Silly sentences are even more fun than single words so they will stick better in your head. It’s also easier to arrange the initial letters of random words into a sentence. Take the space notes in the bass clef stave.
Is it easier to remember A, C, E, G, or that All Cows Eat Grass?
While acrostics are fun and easy, they sometimes take too much time to come up with until you’ve had some practice. And like acronyms they’re only suitable to remember things with, you still need to understand what you are memorizing first.
- Songs & Rhymes
Have you ever had an annoying tune stuck in your head, despite whatever you do to stop humming it? That’s because it’s catchy. Its rhythm and rhyme act like glue to adhere to your brain cells. What a useful and powerful memory tool!
Think of your childhood. How did you learn your alphabet – 26 letters that had to be arranged in the right order? You sang them to a popular tune, ‘Twinkle Twinkle Little Star’. Fast forward to your Literature lecture in university. You’re wondering how on Earth those Greek storytellers of old remembered the whole of Homer’s Odyssey? They sang it! And then there’s the ever popular but slightly creepy rhyme that helps you remember the 6 queen consorts of King Henry VIII and how they came to their ends.
Divorced, beheaded, died, divorced beheaded survived.
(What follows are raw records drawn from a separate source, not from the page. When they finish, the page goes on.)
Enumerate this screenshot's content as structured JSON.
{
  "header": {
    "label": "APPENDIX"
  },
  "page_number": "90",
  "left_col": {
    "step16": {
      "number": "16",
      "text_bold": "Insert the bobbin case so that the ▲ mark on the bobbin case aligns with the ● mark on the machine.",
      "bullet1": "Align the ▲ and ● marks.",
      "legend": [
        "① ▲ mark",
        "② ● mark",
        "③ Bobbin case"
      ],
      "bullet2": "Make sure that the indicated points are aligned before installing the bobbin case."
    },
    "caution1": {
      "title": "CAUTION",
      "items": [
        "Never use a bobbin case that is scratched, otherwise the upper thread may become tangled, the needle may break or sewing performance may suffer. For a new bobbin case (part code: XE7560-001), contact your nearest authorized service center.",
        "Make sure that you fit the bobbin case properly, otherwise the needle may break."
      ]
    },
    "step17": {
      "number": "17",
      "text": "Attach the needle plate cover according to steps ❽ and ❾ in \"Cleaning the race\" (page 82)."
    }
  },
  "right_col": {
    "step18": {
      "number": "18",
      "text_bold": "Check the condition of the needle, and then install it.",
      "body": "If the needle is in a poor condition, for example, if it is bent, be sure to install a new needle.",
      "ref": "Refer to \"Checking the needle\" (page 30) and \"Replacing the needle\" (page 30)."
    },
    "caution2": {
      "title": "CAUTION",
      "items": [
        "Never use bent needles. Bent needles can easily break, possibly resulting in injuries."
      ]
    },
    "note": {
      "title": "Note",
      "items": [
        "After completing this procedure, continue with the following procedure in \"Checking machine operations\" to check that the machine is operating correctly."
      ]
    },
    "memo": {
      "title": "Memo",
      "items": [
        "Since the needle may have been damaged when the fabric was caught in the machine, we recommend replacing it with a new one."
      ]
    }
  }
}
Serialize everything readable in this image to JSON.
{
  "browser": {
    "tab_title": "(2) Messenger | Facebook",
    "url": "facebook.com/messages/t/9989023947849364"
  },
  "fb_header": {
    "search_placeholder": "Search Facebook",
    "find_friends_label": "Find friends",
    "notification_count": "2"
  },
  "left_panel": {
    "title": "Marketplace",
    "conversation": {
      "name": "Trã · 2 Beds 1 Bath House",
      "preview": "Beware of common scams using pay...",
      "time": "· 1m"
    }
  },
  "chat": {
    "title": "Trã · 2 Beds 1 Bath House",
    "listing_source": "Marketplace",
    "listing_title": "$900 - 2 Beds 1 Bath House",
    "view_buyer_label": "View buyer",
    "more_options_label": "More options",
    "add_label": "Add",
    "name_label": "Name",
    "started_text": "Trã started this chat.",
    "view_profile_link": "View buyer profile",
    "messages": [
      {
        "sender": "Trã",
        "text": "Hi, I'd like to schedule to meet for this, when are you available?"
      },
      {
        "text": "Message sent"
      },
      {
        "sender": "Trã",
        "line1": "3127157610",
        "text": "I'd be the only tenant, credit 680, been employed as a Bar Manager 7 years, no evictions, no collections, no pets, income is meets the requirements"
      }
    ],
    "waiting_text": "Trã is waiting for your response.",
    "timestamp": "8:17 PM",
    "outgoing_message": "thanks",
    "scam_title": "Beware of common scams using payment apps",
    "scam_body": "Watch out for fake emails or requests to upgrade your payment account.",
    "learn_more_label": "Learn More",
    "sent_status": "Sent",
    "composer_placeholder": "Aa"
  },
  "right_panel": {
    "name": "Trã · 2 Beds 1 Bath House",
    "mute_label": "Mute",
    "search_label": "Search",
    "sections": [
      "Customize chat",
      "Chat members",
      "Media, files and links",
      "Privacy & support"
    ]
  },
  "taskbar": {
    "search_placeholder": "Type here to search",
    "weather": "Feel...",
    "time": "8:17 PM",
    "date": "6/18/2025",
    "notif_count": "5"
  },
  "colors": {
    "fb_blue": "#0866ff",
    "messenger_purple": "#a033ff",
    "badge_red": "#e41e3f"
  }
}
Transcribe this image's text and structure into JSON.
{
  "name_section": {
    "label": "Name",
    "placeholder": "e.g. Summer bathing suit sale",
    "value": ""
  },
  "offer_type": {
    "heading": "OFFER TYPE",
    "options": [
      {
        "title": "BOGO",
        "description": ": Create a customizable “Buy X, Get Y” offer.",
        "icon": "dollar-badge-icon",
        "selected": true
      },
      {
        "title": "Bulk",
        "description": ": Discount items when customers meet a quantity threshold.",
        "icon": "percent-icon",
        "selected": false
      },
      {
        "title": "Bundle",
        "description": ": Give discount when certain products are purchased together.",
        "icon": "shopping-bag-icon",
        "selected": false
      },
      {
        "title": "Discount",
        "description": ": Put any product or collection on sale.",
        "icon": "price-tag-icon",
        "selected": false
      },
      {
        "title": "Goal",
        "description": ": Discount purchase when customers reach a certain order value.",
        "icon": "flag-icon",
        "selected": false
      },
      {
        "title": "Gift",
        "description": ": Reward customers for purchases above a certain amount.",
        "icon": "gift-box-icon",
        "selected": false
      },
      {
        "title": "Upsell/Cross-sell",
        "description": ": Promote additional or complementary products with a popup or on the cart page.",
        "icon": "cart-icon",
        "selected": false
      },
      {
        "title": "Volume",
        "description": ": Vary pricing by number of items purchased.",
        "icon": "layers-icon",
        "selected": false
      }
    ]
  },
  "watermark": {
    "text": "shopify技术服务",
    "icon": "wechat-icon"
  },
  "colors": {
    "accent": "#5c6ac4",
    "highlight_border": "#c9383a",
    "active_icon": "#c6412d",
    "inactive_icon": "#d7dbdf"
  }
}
If you need to remember numbers, say the telephone number that you just got off that cute guy, you chunk it. That is, you break it up into a few groups. So if the guy’s phone number is 7683-3359, you break it up into 76 83 33 59.
You can break things up in any way that works for you, some people are more comfortable grouping the same numbers together: 768 333 59. Most of the time, however, the rhythm you fall into when reciting pairs helps with memory, especially if you emphasize the second item in the pair: milk, EGGS, sugar, BUTTER, cheese, JAM. Yes, this technique can also be used for other things.
Try It Out
- Make up an acronym for the list of mnemonics described here:
Acronyms, Acrostics, Songs, Chunking
- Remember, the words in this list don’t have to be in order, but you can use this technique to remember things in order too.
Make up an acrostic with the same list.
- Try singing it to a tune or rapping it. Yes, rap it. I recently watched the 206th episode of the popular forensics expert series ‘Bones’ during which they rapped out the major bones of the body. I can’t get it out of my head now!
- Chunk up this sequence of numbers and see if you can commit them to memory:
Test yourself on all these things you’ve tried out a few days later. No cheating!
Don’t forget the power of repetition. Even if you’ve come up with the most memorable of acronyms or songs, you still need to repeat them to yourself until they are cemented in your head.